9. For Charles Garth, the agent for the Maryland assembly as well as for South Carolina, see above, XII, 30 n; Kammen, Rope of Sand, passim. The idea of petitioning for repeal of the Townshend Acts was first considered at a meeting of the agents on Feb. 24; see BF’s draft of the petition above under that date.
1. The implication was, to put it mildly, well veiled: ibid.
2. I.e., March 7, the third meeting; the second we have been unable to date.
3. The agents’ fears were amply borne out in the case of Charles Garth, who had suggested the move. When the Commons House of South Carolina heard what he had proposed, it voted unanimously to disapprove it and to express its shock that he had considered consenting to a proposal that did not expressly assert the colony’s right to be taxed only by its own representatives. Joseph W. Barnwell, ed., “Garth Correspondence,” South Carolina Hist. and Geneal. Mag., XXXI (1930), 59–60.

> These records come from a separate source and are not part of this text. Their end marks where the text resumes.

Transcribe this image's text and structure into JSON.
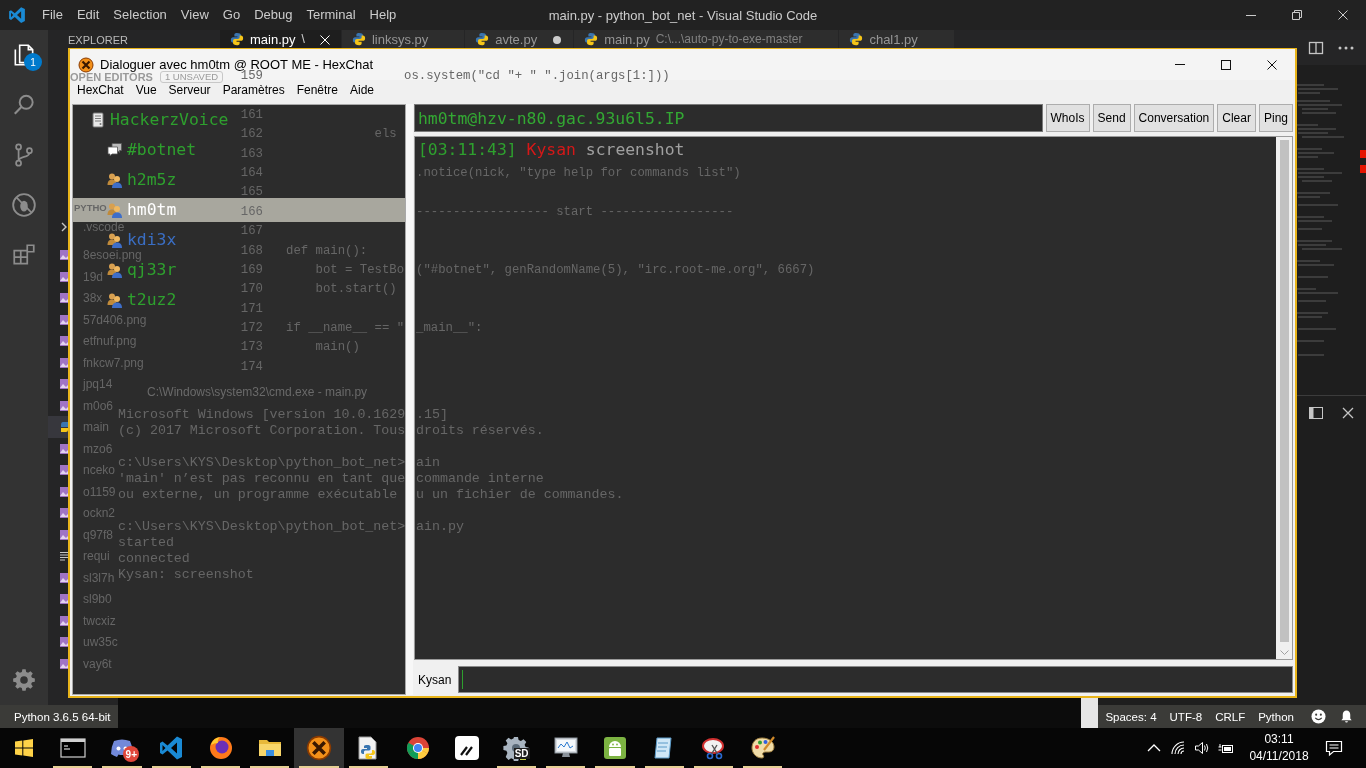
{
  "vscode": {
    "title_bar": {
      "menu": [
        "File",
        "Edit",
        "Selection",
        "View",
        "Go",
        "Debug",
        "Terminal",
        "Help"
      ],
      "title": "main.py - python_bot_net - Visual Studio Code"
    },
    "activity_bar": {
      "badge": "1"
    },
    "sidebar": {
      "header": "EXPLORER",
      "open_editors": {
        "title": "OPEN EDITORS",
        "badge": "1 UNSAVED"
      },
      "folder": "PYTHO",
      "files": [
        {
          "name": ".vscode",
          "kind": "folder",
          "selected": false
        },
        {
          "name": "8esoei.png",
          "kind": "image",
          "selected": false
        },
        {
          "name": "19d",
          "kind": "image",
          "selected": false
        },
        {
          "name": "38x",
          "kind": "image",
          "selected": false
        },
        {
          "name": "57d406.png",
          "kind": "image",
          "selected": false
        },
        {
          "name": "etfnuf.png",
          "kind": "image",
          "selected": false
        },
        {
          "name": "fnkcw7.png",
          "kind": "image",
          "selected": false
        },
        {
          "name": "jpq14",
          "kind": "image",
          "selected": false
        },
        {
          "name": "m0o6",
          "kind": "image",
          "selected": false
        },
        {
          "name": "main",
          "kind": "python",
          "selected": true
        },
        {
          "name": "mzo6",
          "kind": "image",
          "selected": false
        },
        {
          "name": "nceko",
          "kind": "image",
          "selected": false
        },
        {
          "name": "o1159",
          "kind": "image",
          "selected": false
        },
        {
          "name": "ockn2",
          "kind": "image",
          "selected": false
        },
        {
          "name": "q97f8",
          "kind": "image",
          "selected": false
        },
        {
          "name": "requi",
          "kind": "text",
          "selected": false
        },
        {
          "name": "sl3l7h",
          "kind": "image",
          "selected": false
        },
        {
          "name": "sl9b0",
          "kind": "image",
          "selected": false
        },
        {
          "name": "twcxiz",
          "kind": "image",
          "selected": false
        },
        {
          "name": "uw35c",
          "kind": "image",
          "selected": false
        },
        {
          "name": "vay6t",
          "kind": "image",
          "selected": false
        }
      ]
    },
    "tabs": [
      {
        "label": "main.py",
        "detail": "\\",
        "selected": true,
        "dirty": false
      },
      {
        "label": "linksys.py",
        "selected": false,
        "dirty": false
      },
      {
        "label": "avte.py",
        "selected": false,
        "dirty": true
      },
      {
        "label": "main.py",
        "detail": "C:\\...\\auto-py-to-exe-master",
        "selected": false,
        "dirty": false
      },
      {
        "label": "chal1.py",
        "selected": false,
        "dirty": false
      }
    ],
    "editor": {
      "lines": [
        {
          "number": "159",
          "code": "                os.system(\"cd \"+ \" \".join(args[1:]))"
        },
        {
          "number": "161"
        },
        {
          "number": "162",
          "code": "            els"
        },
        {
          "number": "163"
        },
        {
          "number": "164",
          "code_right": ".notice(nick, \"type help for commands list\")"
        },
        {
          "number": "165"
        },
        {
          "number": "166",
          "code_right": "------------------ start ------------------"
        },
        {
          "number": "167"
        },
        {
          "number": "168",
          "code": "def main():"
        },
        {
          "number": "169",
          "code": "    bot = TestBo",
          "code_right": "(\"#botnet\", genRandomName(5), \"irc.root-me.org\", 6667)"
        },
        {
          "number": "170",
          "code": "    bot.start()"
        },
        {
          "number": "171"
        },
        {
          "number": "172",
          "code": "if __name__ == \"",
          "code_right": "_main__\":"
        },
        {
          "number": "173",
          "code": "    main()"
        },
        {
          "number": "174"
        }
      ]
    },
    "status_bar": {
      "interpreter": "Python 3.6.5 64-bit",
      "items": [
        "Spaces: 4",
        "UTF-8",
        "CRLF",
        "Python"
      ]
    }
  },
  "console_window": {
    "title": "C:\\Windows\\system32\\cmd.exe - main.py",
    "blocks": [
      [
        {
          "left": "Microsoft Windows [version 10.0.1629",
          "right": ".15]"
        },
        {
          "left": "(c) 2017 Microsoft Corporation. Tous",
          "right": "droits réservés."
        }
      ],
      [
        {
          "left": "c:\\Users\\KYS\\Desktop\\python_bot_net>",
          "right": "ain"
        },
        {
          "left": "'main' n’est pas reconnu en tant que",
          "right": "commande interne"
        },
        {
          "left": "ou externe, un programme exécutable",
          "right": "u un fichier de commandes."
        }
      ],
      [
        {
          "left": "c:\\Users\\KYS\\Desktop\\python_bot_net>",
          "right": "ain.py"
        },
        {
          "left": "started"
        },
        {
          "left": "connected"
        },
        {
          "left": "Kysan: screenshot"
        }
      ]
    ]
  },
  "hexchat": {
    "title": "Dialoguer avec hm0tm @ ROOT ME - HexChat",
    "menu": [
      "HexChat",
      "Vue",
      "Serveur",
      "Paramètres",
      "Fenêtre",
      "Aide"
    ],
    "tree": [
      {
        "label": "HackerzVoice",
        "kind": "server",
        "color": "#2ea02e",
        "selected": false,
        "children": [
          {
            "label": "#botnet",
            "kind": "channel",
            "color": "#2ea02e",
            "selected": false
          },
          {
            "label": "h2m5z",
            "kind": "user",
            "color": "#2ea02e",
            "selected": false
          },
          {
            "label": "hm0tm",
            "kind": "user",
            "color": "#ffffff",
            "selected": true
          },
          {
            "label": "kdi3x",
            "kind": "user",
            "color": "#3a6ec4",
            "selected": false
          },
          {
            "label": "qj33r",
            "kind": "user",
            "color": "#2ea02e",
            "selected": false
          },
          {
            "label": "t2uz2",
            "kind": "user",
            "color": "#2ea02e",
            "selected": false
          }
        ]
      }
    ],
    "topic": "hm0tm@hzv-n80.gac.93u6l5.IP",
    "buttons": [
      "WhoIs",
      "Send",
      "Conversation",
      "Clear",
      "Ping"
    ],
    "messages": [
      {
        "time": "[03:11:43]",
        "nick": "Kysan",
        "text": "screenshot"
      }
    ],
    "nick": "Kysan"
  },
  "taskbar": {
    "apps": [
      {
        "kind": "console",
        "running": true,
        "active": false
      },
      {
        "kind": "chat",
        "badge": "9+",
        "running": true,
        "active": false
      },
      {
        "kind": "editor",
        "running": true,
        "active": false
      },
      {
        "kind": "firefox",
        "running": true,
        "active": false
      },
      {
        "kind": "folder",
        "running": true,
        "active": false
      },
      {
        "kind": "irc",
        "running": true,
        "active": true
      },
      {
        "kind": "installer",
        "running": true,
        "active": false
      },
      {
        "kind": "chrome",
        "running": false,
        "active": false
      },
      {
        "kind": "notes",
        "running": false,
        "active": false
      },
      {
        "kind": "settings",
        "label": "SD",
        "running": true,
        "active": false
      },
      {
        "kind": "monitor",
        "running": true,
        "active": false
      },
      {
        "kind": "android",
        "running": true,
        "active": false
      },
      {
        "kind": "notepad",
        "running": true,
        "active": false
      },
      {
        "kind": "snipping",
        "running": true,
        "active": false
      },
      {
        "kind": "paint",
        "running": true,
        "active": false
      }
    ],
    "clock": {
      "time": "03:11",
      "date": "04/11/2018"
    }
  }
}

4. Richard Jackson, M.P. for New Romney and BF’s co-agent for Pennsylvania, apparently decided against raising the issue himself. When Gov. Pownall tried unsuccessfully in April to secure a debate on repeal, Jackson supported him in a brief speech that is the last he is known to have made on the American question. Namier and Brooke, House of Commons, II, 671.

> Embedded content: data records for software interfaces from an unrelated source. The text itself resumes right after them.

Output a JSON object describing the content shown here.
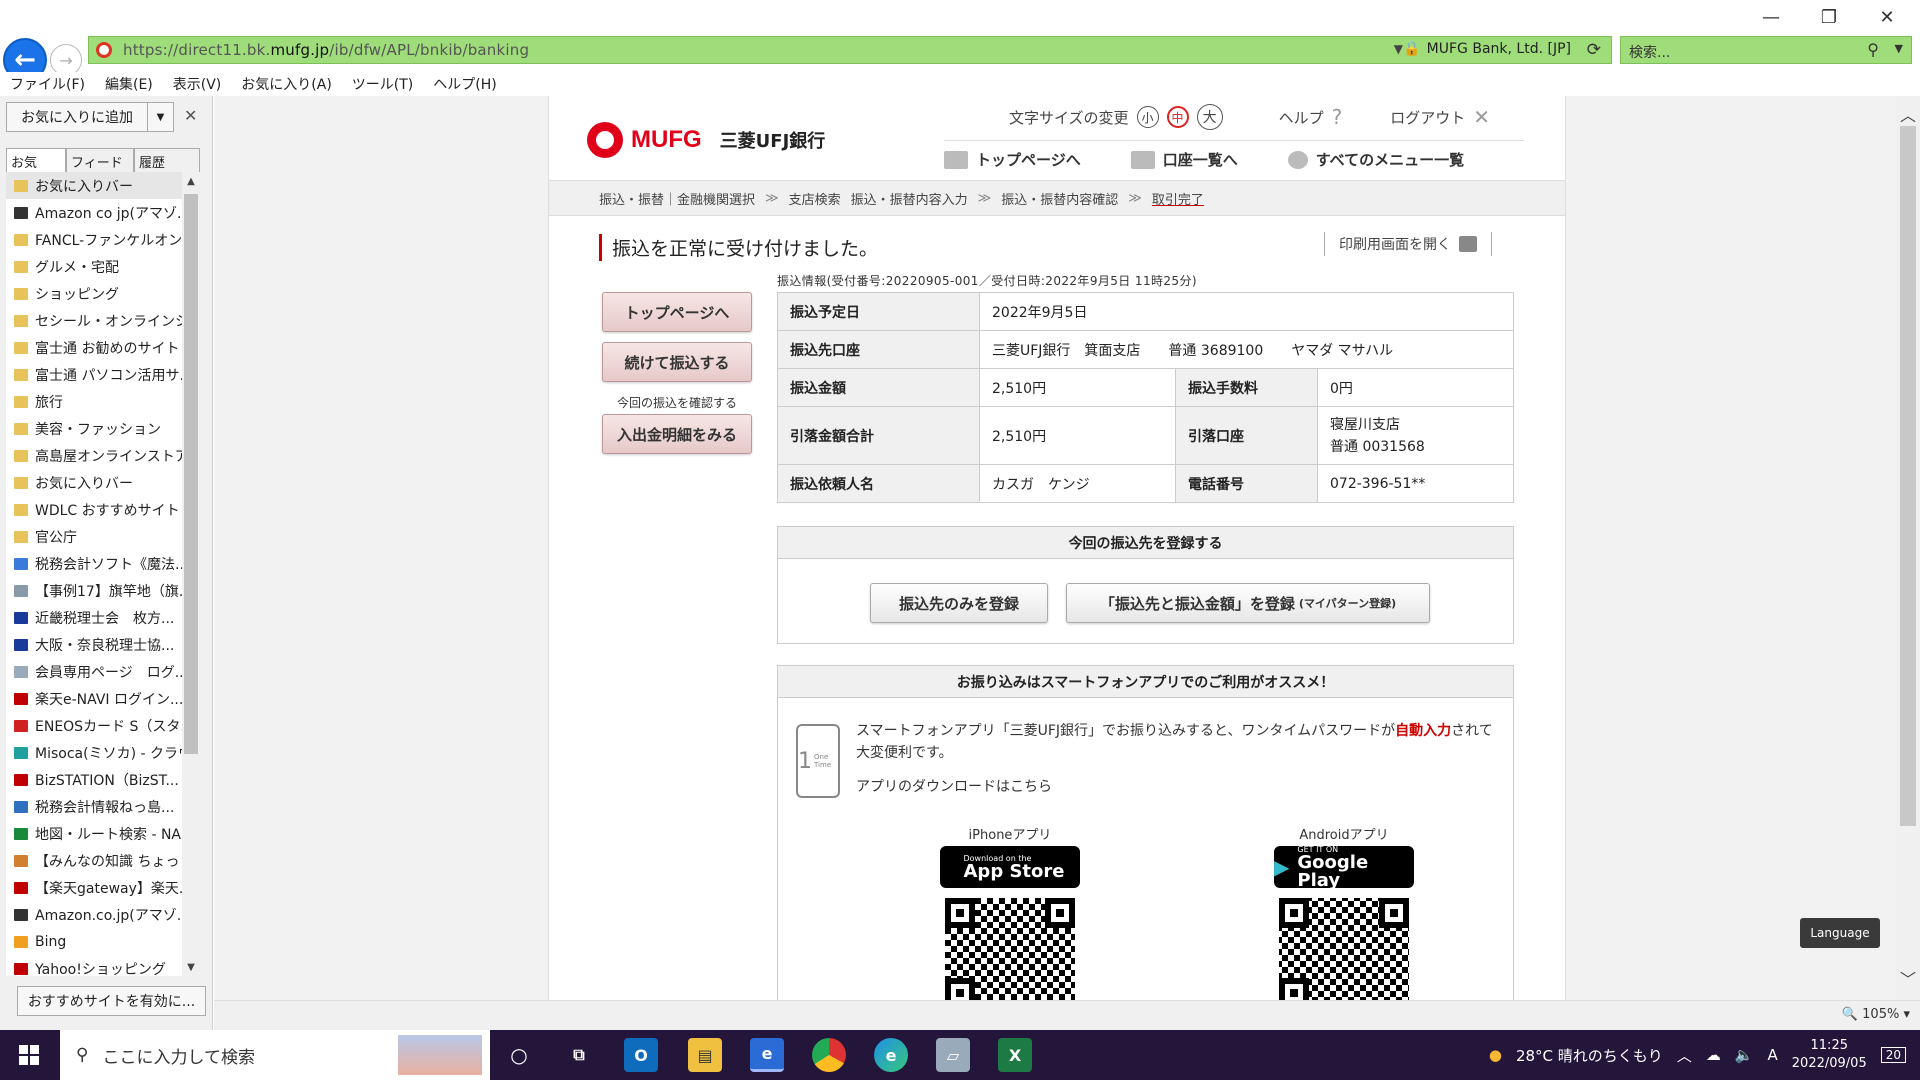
{
  "browser": {
    "url_prefix": "https://direct11.bk.",
    "url_domain": "mufg.jp",
    "url_path": "/ib/dfw/APL/bnkib/banking",
    "cert_label": "MUFG Bank, Ltd. [JP]",
    "search_placeholder": "検索...",
    "menu": [
      "ファイル(F)",
      "編集(E)",
      "表示(V)",
      "お気に入り(A)",
      "ツール(T)",
      "ヘルプ(H)"
    ]
  },
  "favorites": {
    "add_button": "お気に入りに追加",
    "tabs": [
      "お気に...",
      "フィード",
      "履歴"
    ],
    "items": [
      {
        "label": "お気に入りバー",
        "color": "#e8c25a"
      },
      {
        "label": "Amazon co jp(アマゾ...",
        "color": "#333333"
      },
      {
        "label": "FANCL-ファンケルオンラ...",
        "color": "#e8c25a"
      },
      {
        "label": "グルメ・宅配",
        "color": "#e8c25a"
      },
      {
        "label": "ショッピング",
        "color": "#e8c25a"
      },
      {
        "label": "セシール・オンラインショ...",
        "color": "#e8c25a"
      },
      {
        "label": "富士通 お勧めのサイト",
        "color": "#e8c25a"
      },
      {
        "label": "富士通 パソコン活用サ...",
        "color": "#e8c25a"
      },
      {
        "label": "旅行",
        "color": "#e8c25a"
      },
      {
        "label": "美容・ファッション",
        "color": "#e8c25a"
      },
      {
        "label": "高島屋オンラインストア",
        "color": "#e8c25a"
      },
      {
        "label": "お気に入りバー",
        "color": "#e8c25a"
      },
      {
        "label": "WDLC おすすめサイト",
        "color": "#e8c25a"
      },
      {
        "label": "官公庁",
        "color": "#e8c25a"
      },
      {
        "label": "税務会計ソフト《魔法...",
        "color": "#3a7ad8"
      },
      {
        "label": "【事例17】旗竿地（旗...",
        "color": "#8899aa"
      },
      {
        "label": "近畿税理士会　枚方...",
        "color": "#1a3a9a"
      },
      {
        "label": "大阪・奈良税理士協...",
        "color": "#1a3a9a"
      },
      {
        "label": "会員専用ページ　ログ...",
        "color": "#99aabb"
      },
      {
        "label": "楽天e-NAVI ログイン...",
        "color": "#c00000"
      },
      {
        "label": "ENEOSカード S（スタ...",
        "color": "#d02020"
      },
      {
        "label": "Misoca(ミソカ) - クラウ...",
        "color": "#20a0a0"
      },
      {
        "label": "BizSTATION（BizST...",
        "color": "#c00000"
      },
      {
        "label": "税務会計情報ねっ島...",
        "color": "#3070c0"
      },
      {
        "label": "地図・ルート検索 - NA...",
        "color": "#1a8a3a"
      },
      {
        "label": "【みんなの知識 ちょっと...",
        "color": "#d08030"
      },
      {
        "label": "【楽天gateway】楽天...",
        "color": "#c00000"
      },
      {
        "label": "Amazon.co.jp(アマゾ...",
        "color": "#333333"
      },
      {
        "label": "Bing",
        "color": "#f0a020"
      },
      {
        "label": "Yahoo!ショッピング",
        "color": "#c00000"
      }
    ],
    "enable_button": "おすすめサイトを有効に..."
  },
  "site": {
    "logo_text": "MUFG",
    "bank_name": "三菱UFJ銀行",
    "text_size_label": "文字サイズの変更",
    "size_options": [
      "小",
      "中",
      "大"
    ],
    "help_label": "ヘルプ",
    "logout_label": "ログアウト",
    "nav": [
      "トップページへ",
      "口座一覧へ",
      "すべてのメニュー一覧"
    ],
    "breadcrumb": [
      "振込・振替｜金融機関選択",
      "支店検索",
      "振込・振替内容入力",
      "振込・振替内容確認",
      "取引完了"
    ],
    "headline": "振込を正常に受け付けました。",
    "print_link": "印刷用画面を開く",
    "ref_info": "振込情報(受付番号:20220905-001／受付日時:2022年9月5日 11時25分)",
    "side_buttons": {
      "top": "トップページへ",
      "continue": "続けて振込する",
      "confirm_label": "今回の振込を確認する",
      "statement": "入出金明細をみる"
    },
    "details": {
      "scheduled_label": "振込予定日",
      "scheduled_value": "2022年9月5日",
      "dest_label": "振込先口座",
      "dest_value": "三菱UFJ銀行　箕面支店　　普通 3689100　　ヤマダ マサハル",
      "amount_label": "振込金額",
      "amount_value": "2,510円",
      "fee_label": "振込手数料",
      "fee_value": "0円",
      "total_label": "引落金額合計",
      "total_value": "2,510円",
      "debit_label": "引落口座",
      "debit_value1": "寝屋川支店",
      "debit_value2": "普通 0031568",
      "requester_label": "振込依頼人名",
      "requester_value": "カスガ　ケンジ",
      "phone_label": "電話番号",
      "phone_value": "072-396-51**"
    },
    "register": {
      "title": "今回の振込先を登録する",
      "btn_dest_only": "振込先のみを登録",
      "btn_dest_amount": "「振込先と振込金額」を登録",
      "btn_dest_amount_small": "(マイパターン登録)"
    },
    "app": {
      "title": "お振り込みはスマートフォンアプリでのご利用がオススメ！",
      "text1": "スマートフォンアプリ「三菱UFJ銀行」でお振り込みすると、ワンタイムパスワードが",
      "text_red": "自動入力",
      "text2": "されて大変便利です。",
      "download": "アプリのダウンロードはこちら",
      "iphone_label": "iPhoneアプリ",
      "android_label": "Androidアプリ",
      "appstore_small": "Download on the",
      "appstore_big": "App Store",
      "gplay_small": "GET IT ON",
      "gplay_big": "Google Play",
      "phone_icon_text": "1",
      "phone_icon_sub": "One Time"
    },
    "language_button": "Language"
  },
  "status": {
    "zoom": "105%"
  },
  "taskbar": {
    "search_placeholder": "ここに入力して検索",
    "weather": "28°C  晴れのちくもり",
    "time": "11:25",
    "date": "2022/09/05",
    "notifications": "20"
  }
}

5. The speech of Jan. 26 in which Pownall attacked the resolutions, introduced by Hillsborough in the House of Lords the month before, that were under debate in the House of Commons. No copy of this printing seems to have survived. Pownall made a second speech, on Feb. 8, on a somewhat different aspect of the American question. The two speeches were subsequently run together and printed in London as a single pamphlet, without place, date, or sign of authorship to avoid the Parliamentary ban on the publication of debates; there is considerable evidence that BF had William Strahan print this pamphlet for him. Crane, Letters to the Press, xlix–l; Thomas R. Adams, American Independence, the Growth of an Idea (Providence, R.I., 1965), pp. 54–5. The combined speeches, by then identified as a single one, were reprinted in America in April and May in the Boston Chron. and the Pa. Chron., and as a separate pamphlet in Boston.
6. Complaints about the decline in American trade and the consequent threat of unemployment at home had recently come from London, Southwark, Birmingham, Sheffield, and Manchester. Lond. Chron., Feb. 9–11, Feb. 28–March 2, 1769.